Data quality, regulatory confusion and limited asset class choice rank as the most important stumbling blocks for environmental, social and governance (ESG) investors, a new study has confirmed.
Released in July, the Index Industry Association (IIA) survey of 300 fund managers in Europe and the US found about 90 per cent of respondents rated various data issues, inconsistent regulations and the heavy-weighting to equities as the “main barriers to progress” in ESG investing.
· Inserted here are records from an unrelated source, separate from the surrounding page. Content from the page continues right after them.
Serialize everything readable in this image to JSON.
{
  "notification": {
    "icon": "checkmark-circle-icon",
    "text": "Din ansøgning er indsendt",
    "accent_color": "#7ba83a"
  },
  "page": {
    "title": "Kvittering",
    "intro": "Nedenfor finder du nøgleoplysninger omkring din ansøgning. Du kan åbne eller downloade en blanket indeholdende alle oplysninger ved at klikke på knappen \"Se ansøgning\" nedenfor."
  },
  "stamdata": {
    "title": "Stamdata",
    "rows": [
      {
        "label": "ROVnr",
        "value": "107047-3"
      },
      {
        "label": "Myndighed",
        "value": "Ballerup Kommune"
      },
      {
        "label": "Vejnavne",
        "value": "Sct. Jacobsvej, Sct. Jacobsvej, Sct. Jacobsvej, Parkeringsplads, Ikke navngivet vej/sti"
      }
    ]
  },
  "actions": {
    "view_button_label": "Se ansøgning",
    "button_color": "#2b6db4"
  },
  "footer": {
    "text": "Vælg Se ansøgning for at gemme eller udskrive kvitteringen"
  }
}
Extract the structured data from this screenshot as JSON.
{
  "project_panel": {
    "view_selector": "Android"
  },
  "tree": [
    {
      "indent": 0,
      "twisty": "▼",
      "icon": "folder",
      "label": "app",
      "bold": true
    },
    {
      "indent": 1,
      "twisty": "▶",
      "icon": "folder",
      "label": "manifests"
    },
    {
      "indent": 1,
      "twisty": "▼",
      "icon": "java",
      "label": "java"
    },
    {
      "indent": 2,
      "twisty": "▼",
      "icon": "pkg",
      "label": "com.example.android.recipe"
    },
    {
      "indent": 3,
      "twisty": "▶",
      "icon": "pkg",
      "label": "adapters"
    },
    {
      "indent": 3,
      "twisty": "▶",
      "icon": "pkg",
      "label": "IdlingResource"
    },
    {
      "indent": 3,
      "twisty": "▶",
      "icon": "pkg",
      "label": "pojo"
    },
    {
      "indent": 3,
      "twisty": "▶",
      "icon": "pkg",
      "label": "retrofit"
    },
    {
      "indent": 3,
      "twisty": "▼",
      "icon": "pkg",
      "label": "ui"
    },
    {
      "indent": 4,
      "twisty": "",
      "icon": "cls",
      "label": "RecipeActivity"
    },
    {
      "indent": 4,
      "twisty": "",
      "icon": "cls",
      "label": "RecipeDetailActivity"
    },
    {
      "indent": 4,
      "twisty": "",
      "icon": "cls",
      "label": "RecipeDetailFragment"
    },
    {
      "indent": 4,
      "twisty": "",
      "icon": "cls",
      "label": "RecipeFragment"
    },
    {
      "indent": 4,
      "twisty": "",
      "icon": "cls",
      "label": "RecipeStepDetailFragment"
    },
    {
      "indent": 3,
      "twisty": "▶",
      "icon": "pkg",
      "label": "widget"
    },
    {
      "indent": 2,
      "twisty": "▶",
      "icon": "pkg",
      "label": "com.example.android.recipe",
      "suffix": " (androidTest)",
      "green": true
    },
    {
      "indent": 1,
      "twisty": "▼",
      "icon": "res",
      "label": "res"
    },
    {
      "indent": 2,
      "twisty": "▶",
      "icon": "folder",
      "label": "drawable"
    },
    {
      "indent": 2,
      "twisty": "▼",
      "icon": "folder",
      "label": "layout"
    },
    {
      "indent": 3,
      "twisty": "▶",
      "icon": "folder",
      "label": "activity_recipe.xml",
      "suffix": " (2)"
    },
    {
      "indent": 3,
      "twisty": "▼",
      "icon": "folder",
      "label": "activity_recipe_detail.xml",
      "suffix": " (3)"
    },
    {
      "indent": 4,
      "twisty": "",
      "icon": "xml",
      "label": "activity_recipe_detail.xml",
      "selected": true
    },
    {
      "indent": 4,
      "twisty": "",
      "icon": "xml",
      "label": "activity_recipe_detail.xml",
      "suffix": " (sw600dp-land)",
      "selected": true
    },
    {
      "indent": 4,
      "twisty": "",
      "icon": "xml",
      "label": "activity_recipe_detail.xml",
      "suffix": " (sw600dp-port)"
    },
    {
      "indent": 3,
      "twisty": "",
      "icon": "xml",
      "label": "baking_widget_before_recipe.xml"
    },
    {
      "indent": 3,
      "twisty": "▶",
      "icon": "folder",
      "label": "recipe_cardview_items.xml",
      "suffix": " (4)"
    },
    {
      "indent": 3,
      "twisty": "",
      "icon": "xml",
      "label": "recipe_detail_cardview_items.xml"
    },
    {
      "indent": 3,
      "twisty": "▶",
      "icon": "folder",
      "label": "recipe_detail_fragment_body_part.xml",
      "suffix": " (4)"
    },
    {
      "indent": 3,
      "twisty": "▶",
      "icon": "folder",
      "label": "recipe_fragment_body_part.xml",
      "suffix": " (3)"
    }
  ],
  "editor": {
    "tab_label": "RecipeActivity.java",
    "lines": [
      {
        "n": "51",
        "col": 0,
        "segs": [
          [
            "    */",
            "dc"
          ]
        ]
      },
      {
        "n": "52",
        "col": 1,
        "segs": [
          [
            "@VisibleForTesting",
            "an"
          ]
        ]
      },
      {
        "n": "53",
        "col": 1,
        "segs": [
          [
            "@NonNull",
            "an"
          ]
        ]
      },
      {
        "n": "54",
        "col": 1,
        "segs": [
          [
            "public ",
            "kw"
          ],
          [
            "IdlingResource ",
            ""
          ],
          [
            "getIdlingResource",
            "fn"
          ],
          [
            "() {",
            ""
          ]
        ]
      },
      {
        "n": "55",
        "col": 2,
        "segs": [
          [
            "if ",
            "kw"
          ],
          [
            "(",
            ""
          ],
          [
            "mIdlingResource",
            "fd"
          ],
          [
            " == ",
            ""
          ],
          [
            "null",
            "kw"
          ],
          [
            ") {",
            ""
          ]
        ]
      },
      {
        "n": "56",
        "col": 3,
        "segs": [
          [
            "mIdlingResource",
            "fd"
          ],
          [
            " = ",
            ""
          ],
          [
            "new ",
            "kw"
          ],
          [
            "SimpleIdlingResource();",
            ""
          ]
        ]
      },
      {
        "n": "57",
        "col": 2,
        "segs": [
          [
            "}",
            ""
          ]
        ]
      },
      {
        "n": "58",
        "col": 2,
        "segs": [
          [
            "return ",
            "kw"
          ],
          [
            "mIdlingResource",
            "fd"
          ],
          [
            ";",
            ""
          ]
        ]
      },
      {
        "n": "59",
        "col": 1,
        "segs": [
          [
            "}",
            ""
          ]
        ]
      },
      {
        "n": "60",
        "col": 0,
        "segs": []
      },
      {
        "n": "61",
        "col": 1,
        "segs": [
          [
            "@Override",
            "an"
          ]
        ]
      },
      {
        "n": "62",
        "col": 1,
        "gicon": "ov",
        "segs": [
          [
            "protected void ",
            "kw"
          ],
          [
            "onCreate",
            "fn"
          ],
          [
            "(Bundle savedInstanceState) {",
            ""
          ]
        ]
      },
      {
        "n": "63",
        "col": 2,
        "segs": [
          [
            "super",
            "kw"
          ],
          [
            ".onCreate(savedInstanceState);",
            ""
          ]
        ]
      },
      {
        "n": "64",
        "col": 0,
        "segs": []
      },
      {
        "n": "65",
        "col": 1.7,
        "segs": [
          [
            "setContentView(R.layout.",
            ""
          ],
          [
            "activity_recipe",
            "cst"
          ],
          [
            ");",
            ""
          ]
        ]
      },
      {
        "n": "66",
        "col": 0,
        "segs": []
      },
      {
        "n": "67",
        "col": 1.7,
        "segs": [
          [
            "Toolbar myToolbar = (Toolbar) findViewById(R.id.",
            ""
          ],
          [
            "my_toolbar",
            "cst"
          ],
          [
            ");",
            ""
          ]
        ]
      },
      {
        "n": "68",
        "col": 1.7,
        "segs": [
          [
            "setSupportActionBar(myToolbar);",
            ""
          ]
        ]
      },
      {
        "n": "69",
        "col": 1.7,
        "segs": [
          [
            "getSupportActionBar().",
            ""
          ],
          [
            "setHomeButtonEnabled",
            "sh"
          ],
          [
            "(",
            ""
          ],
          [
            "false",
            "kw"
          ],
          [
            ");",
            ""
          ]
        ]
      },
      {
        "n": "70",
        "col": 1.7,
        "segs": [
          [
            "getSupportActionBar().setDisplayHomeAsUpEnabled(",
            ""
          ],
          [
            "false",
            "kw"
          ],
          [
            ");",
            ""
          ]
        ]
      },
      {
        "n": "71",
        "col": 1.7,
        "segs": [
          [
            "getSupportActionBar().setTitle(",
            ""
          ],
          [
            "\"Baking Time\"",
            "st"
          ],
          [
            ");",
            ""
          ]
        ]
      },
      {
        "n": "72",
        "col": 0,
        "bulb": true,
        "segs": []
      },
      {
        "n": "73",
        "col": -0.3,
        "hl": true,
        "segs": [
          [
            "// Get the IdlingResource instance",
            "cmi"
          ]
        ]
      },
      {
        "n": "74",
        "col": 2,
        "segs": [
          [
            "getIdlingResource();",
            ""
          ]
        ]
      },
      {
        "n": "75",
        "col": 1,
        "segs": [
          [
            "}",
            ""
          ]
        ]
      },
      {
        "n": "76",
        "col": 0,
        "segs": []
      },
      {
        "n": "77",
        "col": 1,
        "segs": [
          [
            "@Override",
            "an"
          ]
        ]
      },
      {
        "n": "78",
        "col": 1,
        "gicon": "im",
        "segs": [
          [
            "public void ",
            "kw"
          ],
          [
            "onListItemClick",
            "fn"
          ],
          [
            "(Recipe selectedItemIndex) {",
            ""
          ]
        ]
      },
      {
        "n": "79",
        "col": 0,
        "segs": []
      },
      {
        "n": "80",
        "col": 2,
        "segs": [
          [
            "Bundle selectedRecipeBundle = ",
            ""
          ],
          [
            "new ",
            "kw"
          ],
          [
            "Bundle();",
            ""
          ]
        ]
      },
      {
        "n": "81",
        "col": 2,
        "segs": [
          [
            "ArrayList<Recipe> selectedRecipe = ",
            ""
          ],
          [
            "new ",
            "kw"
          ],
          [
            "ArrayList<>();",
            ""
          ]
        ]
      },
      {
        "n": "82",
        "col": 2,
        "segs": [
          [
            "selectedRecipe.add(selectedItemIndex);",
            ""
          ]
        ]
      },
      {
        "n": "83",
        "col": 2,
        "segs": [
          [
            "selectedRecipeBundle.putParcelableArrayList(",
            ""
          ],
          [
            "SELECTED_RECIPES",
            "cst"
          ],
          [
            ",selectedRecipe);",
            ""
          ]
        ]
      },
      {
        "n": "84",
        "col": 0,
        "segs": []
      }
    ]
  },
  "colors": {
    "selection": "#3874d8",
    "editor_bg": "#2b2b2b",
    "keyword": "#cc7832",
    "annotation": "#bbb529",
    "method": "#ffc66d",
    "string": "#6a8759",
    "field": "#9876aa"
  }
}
According to the IIA report, the responsible investment trend could be slowed by the “lack of ESG data standardization across markets and sectors (89%), insufficient corporate disclosure of ESG data (89%), lack of methodological transparency (88%), lack of regulatory certainty (88%), and the need for acceptance of ESG in more asset classes such as fixed-income (88%)”.
Over half of respondents also found it difficult staying on track with evolving community expectations around ESG.
While data quality – both from underlying corporates and the estimated 100 plus sources of third-party ESG research – is a cause of concern, the study highlights a deeper problem for investors.
“More fundamentally, there is no common agreement on how ESG performance should be defined and measured,” the IIA report says. “In our survey, 61% of respondents pointed to a lack of agreed ratings and methods among providers as a major or moderate challenge to ESG implementation for fund and asset managers.”
The study also calls out a “regulatory disconnect” with over two-thirds of those surveyed noting difficulties keeping up with the new rules: a similar proportion of respondents also note regulators don’t “pay enough attention” to fund managers on ESG.
“Looking ahead, asset-management companies see further ESG regulation on the horizon; 78% say they will need to prepare for further ESG regulation over the next few years, and a similar proportion (74%) say they will need to invest more in their ESG capabilities,” the IIA paper says. “Overall, however, the industry favors a market-driven approach to addressing ESG concerns, with 73% agreeing that the market is often better at driving forward ESG than regulators.”
Despite the challenges, close to 90 per cent of those surveyed expect grow their ESG investing services over the next three years led by both client demand and internal strategic motives.
“Investors’ growing focus on ESG factors is driven by a strong alignment between financial and societal goals—put simply, asset managers see it as good for their clients and good for society,” the IIA report says. “According to our survey, the main factors driving ESG investment are client demand (54%), desire for increased return (44%), portfolio diversification (42%), investment policy (40%), concern for ESG factors (40%), and reputation or regulatory risk (36%).”
Furthermore, the survey found just over 70 per cent of respondents saw indexes as vehicles to both codify “consistent ESG standards and best practices” and have a lead role in industry debate on the subject.
“However, they did not see the role of indexes extending to include the development of ESG standards themselves, and 60% agreed that more complicated questions should be left to the market and to regulators to address,” the IIA report says.
About 40 per cent of managers in the survey use indexes for benchmarking and/or building ESG investment products.
Headed by Rick Redding, the IIA is the peak global body for the index industry, whose members collectively oversee almost 3.3 million indices at the latest count. About 90 per cent of financial indices centre around equities, the IIA study says.